When online advertisers start sacrificing relevancy for reach, they often end up with deception. If I know that there are millions of online searches occurring right now for “Halloween Costumes,” why not pay to run my ad for sprinkler heads every time someone searches for Halloween costumes? The reason of course is because no one wants to look at sprinkler heads when they are looking for Halloween costumes. That’s an extreme example but there are plenty of instances where the deception is subtle. Doc Searls has an interesting post about online advertising that demonstrates why deceptive advertising gimmicks not only do not work, but could very well “pop” the online advertising “bubble.”

The message for advertisers that want to get it right is simple – be relevant. The brilliance of online marketing lies in the ability to establish a true dialogue with people that are already interested in your business. It’s a quality, not quantity, based system.

Focus

•October 22, 2008 • Leave a Comment

People that plan advertising campaigns often spend a lot of time focusing on the negotiation and mechanics of purchasing ad space/time. It’s easy to get caught in this trap. Business owners naturally gravitate towards numbers as do the sales reps selling the products. Answering the “how many spots, banners, column inches, clicks etc. can I get for my budget” question seems like a logical way to gauge the kind of deal you are getting. There are two main problems with this philosophy. The first is that it is rarely useful or even possible to make a true value judgment about what you are purchasing using basic calculations such total budget/total units. The second – and most important – reason is that what you do with the advertising you purchase is infinitely more important than how much you actually buy.

Time and time again we have seen business owners or marketing directors spend months negotiating contracts and then scramble once the deal is done to come up with content. The message is almost an afterthought. This is a big mistake because the content of your message is the primary ROI driver. It does not matter how many extra commercials or other freebies you get if the messaging does not initiate a response. On the other hand even a terrible ad buy can often be salvaged if the content is remarkable.

If you are going to spend money marketing your business your focus should be on creating a relevant message that your customers will respond to. Do not make the mistake of spending all your time trying to figure out the nuances of negotiating advertising contracts or, even worse, delegating the task to a lower level employee. Find a professional media planning service that can create an optimal plan for your situation and let them do what they do best – negotiate great deals on your behalf. This frees your time to work on your message to make sure that the money you spend reaching out to your customers comes back to you in the form of increased sales.

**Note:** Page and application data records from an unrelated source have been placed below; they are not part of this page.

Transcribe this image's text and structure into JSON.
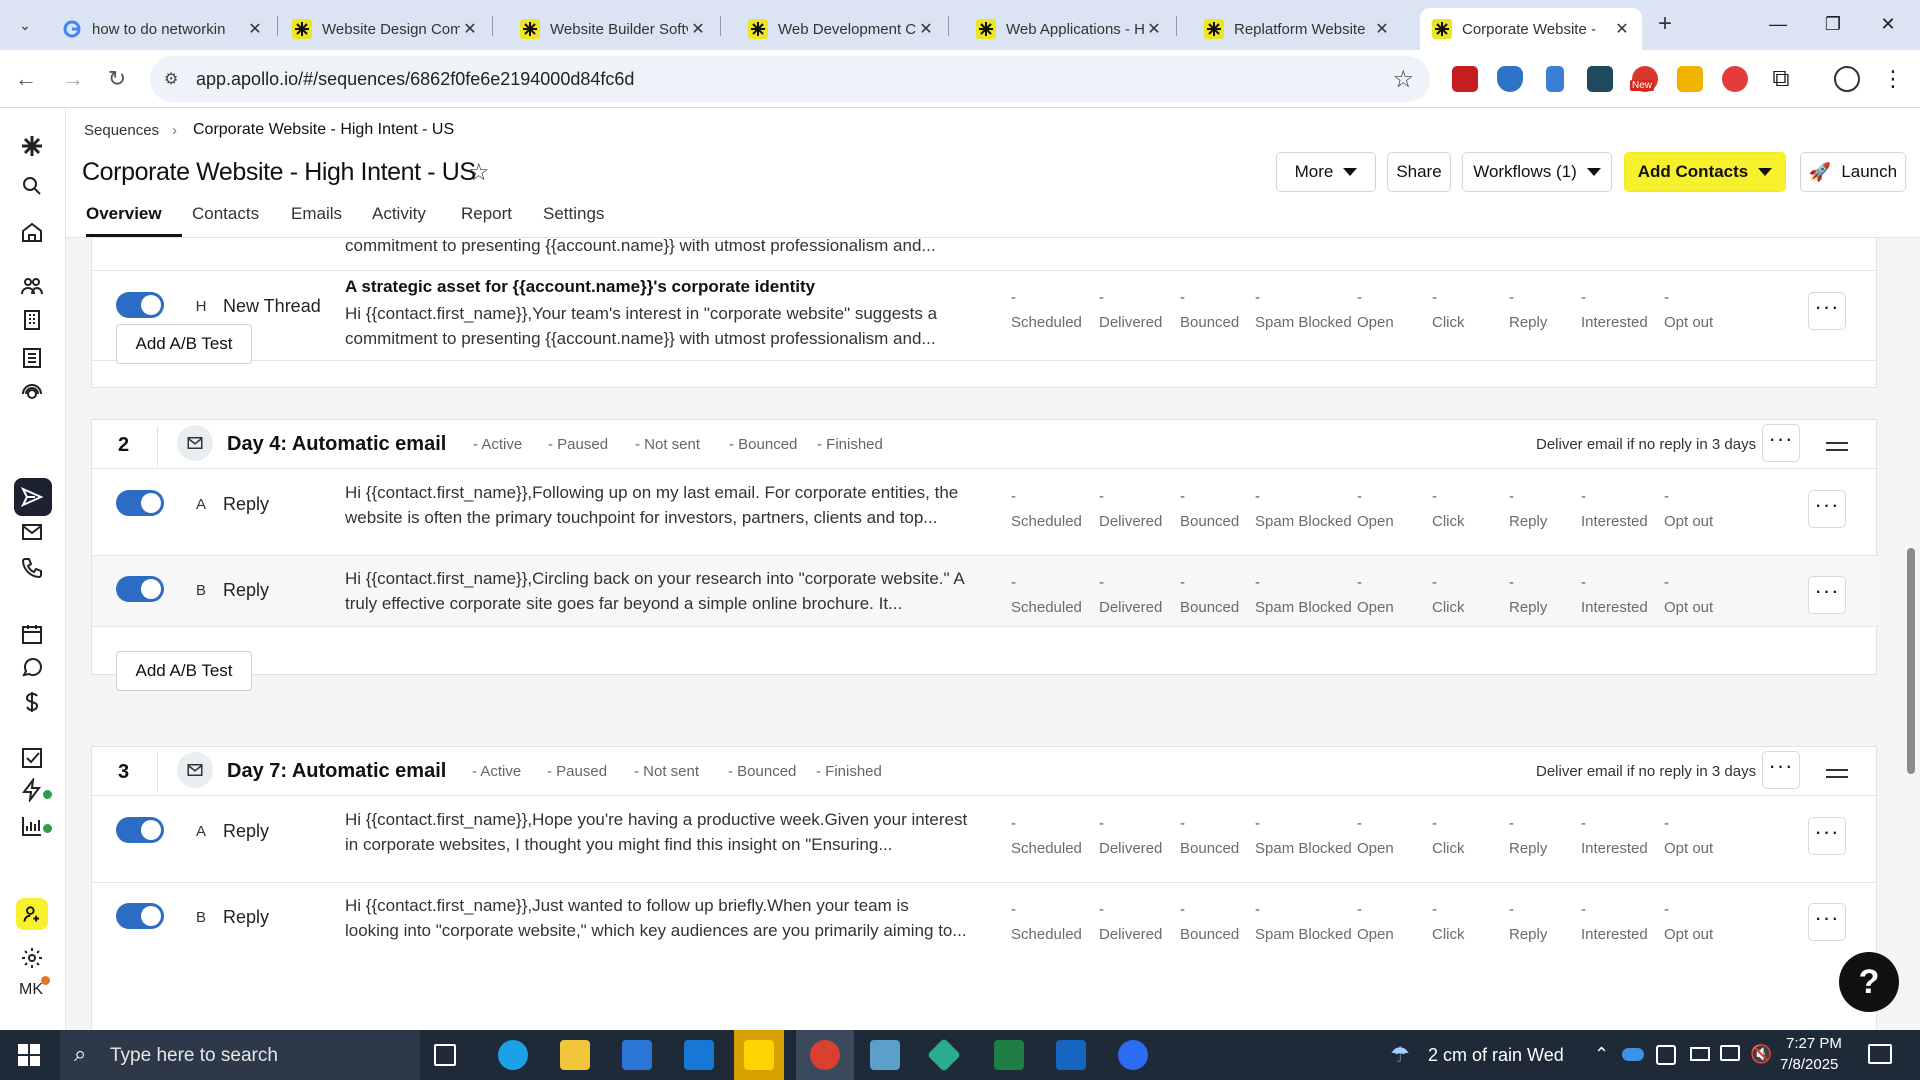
{
  "browser": {
    "tabs": [
      {
        "title": "how to do networkin",
        "active": false
      },
      {
        "title": "Website Design Com",
        "active": false
      },
      {
        "title": "Website Builder Softv",
        "active": false
      },
      {
        "title": "Web Development C",
        "active": false
      },
      {
        "title": "Web Applications - H",
        "active": false
      },
      {
        "title": "Replatform Website",
        "active": false
      },
      {
        "title": "Corporate Website -",
        "active": true
      }
    ],
    "url": "app.apollo.io/#/sequences/6862f0fe6e2194000d84fc6d",
    "ext_new_badge": "New"
  },
  "rail": {
    "avatar_initials": "MK"
  },
  "header": {
    "breadcrumb_root": "Sequences",
    "breadcrumb_current": "Corporate Website - High Intent - US",
    "title": "Corporate Website - High Intent - US",
    "buttons": {
      "more": "More",
      "share": "Share",
      "workflows": "Workflows (1)",
      "add_contacts": "Add Contacts",
      "launch": "Launch"
    },
    "tabs": [
      "Overview",
      "Contacts",
      "Emails",
      "Activity",
      "Report",
      "Settings"
    ]
  },
  "stat_labels": [
    "Scheduled",
    "Delivered",
    "Bounced",
    "Spam Blocked",
    "Open",
    "Click",
    "Reply",
    "Interested",
    "Opt out"
  ],
  "stat_value": "-",
  "add_ab_label": "Add A/B Test",
  "step1": {
    "top_partial_text": "commitment to presenting {{account.name}} with utmost professionalism and...",
    "row": {
      "variant": "H",
      "type": "New Thread",
      "subject": "A strategic asset for {{account.name}}'s corporate identity",
      "body_line1": "Hi {{contact.first_name}},Your team's interest in \"corporate website\" suggests a",
      "body_line2": "commitment to presenting {{account.name}} with utmost professionalism and..."
    }
  },
  "step2": {
    "number": "2",
    "title": "Day 4: Automatic email",
    "chips": [
      "- Active",
      "- Paused",
      "- Not sent",
      "- Bounced",
      "- Finished"
    ],
    "deliver": "Deliver email if no reply in 3 days",
    "rows": [
      {
        "variant": "A",
        "type": "Reply",
        "body_line1": "Hi {{contact.first_name}},Following up on my last email. For corporate entities, the",
        "body_line2": "website is often the primary touchpoint for investors, partners, clients and top..."
      },
      {
        "variant": "B",
        "type": "Reply",
        "body_line1": "Hi {{contact.first_name}},Circling back on your research into \"corporate website.\" A",
        "body_line2": "truly effective corporate site goes far beyond a simple online brochure. It..."
      }
    ]
  },
  "step3": {
    "number": "3",
    "title": "Day 7: Automatic email",
    "chips": [
      "- Active",
      "- Paused",
      "- Not sent",
      "- Bounced",
      "- Finished"
    ],
    "deliver": "Deliver email if no reply in 3 days",
    "rows": [
      {
        "variant": "A",
        "type": "Reply",
        "body_line1": "Hi {{contact.first_name}},Hope you're having a productive week.Given your interest",
        "body_line2": "in corporate websites, I thought you might find this insight on \"Ensuring..."
      },
      {
        "variant": "B",
        "type": "Reply",
        "body_line1": "Hi {{contact.first_name}},Just wanted to follow up briefly.When your team is",
        "body_line2": "looking into \"corporate website,\" which key audiences are you primarily aiming to..."
      }
    ]
  },
  "help_label": "?",
  "taskbar": {
    "search_placeholder": "Type here to search",
    "weather": "2 cm of rain Wed",
    "time": "7:27 PM",
    "date": "7/8/2025"
  },
  "colors": {
    "accent_yellow": "#f7f12d",
    "toggle_blue": "#2c6cc4",
    "rail_active": "#1d2230"
  }
}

Mixing old and new media

•May 19, 2008 • Leave a Comment

A while back I wrote this post about choosing an allocation strategy for online vs. offline media. My point was that it’s not such a good idea to write off anything that might be considered “old media” in favor of “new media” just because it’s fashionable at the moment. One of the main reasons for this is that large sections of the population are still relatively disengaged with the internet compared to the much smaller segment that can be considered fully engaged or “hyperconnected.” Steve Rubel has a great post on this that further illustrates the point.

Drucker’s wisdom

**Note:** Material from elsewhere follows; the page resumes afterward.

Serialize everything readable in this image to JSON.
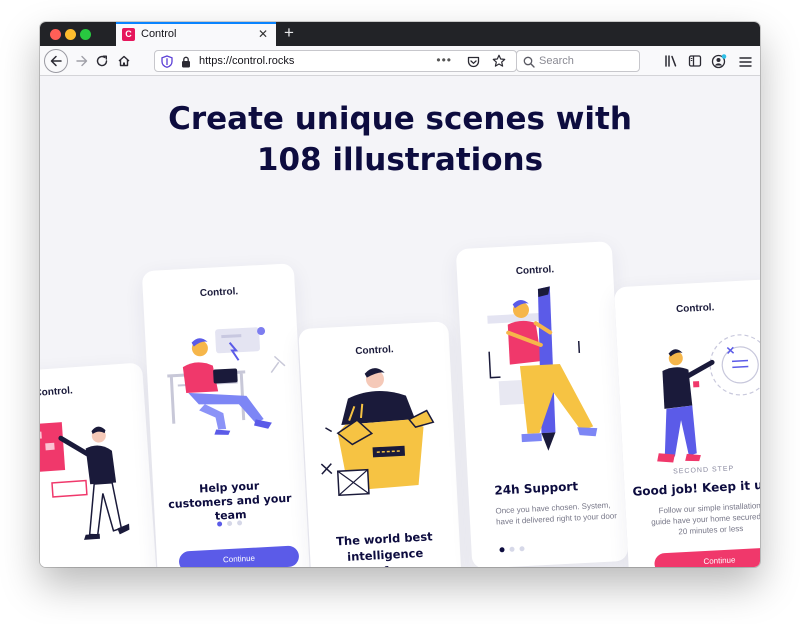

•May 19, 2008 • Leave a Comment

Marketing and innovation produce results; all the rest are costs.

-Peter Drucker

5 steps to flawless advertising

•May 12, 2008 • Leave a Comment
  1. Become comfortable with failure.
  2. Test – Anything and everything that feels right. Start small.
  3. Measure – Everything.
  4. Optimize – Based on the data you collect during step #3.
  5. Repeat.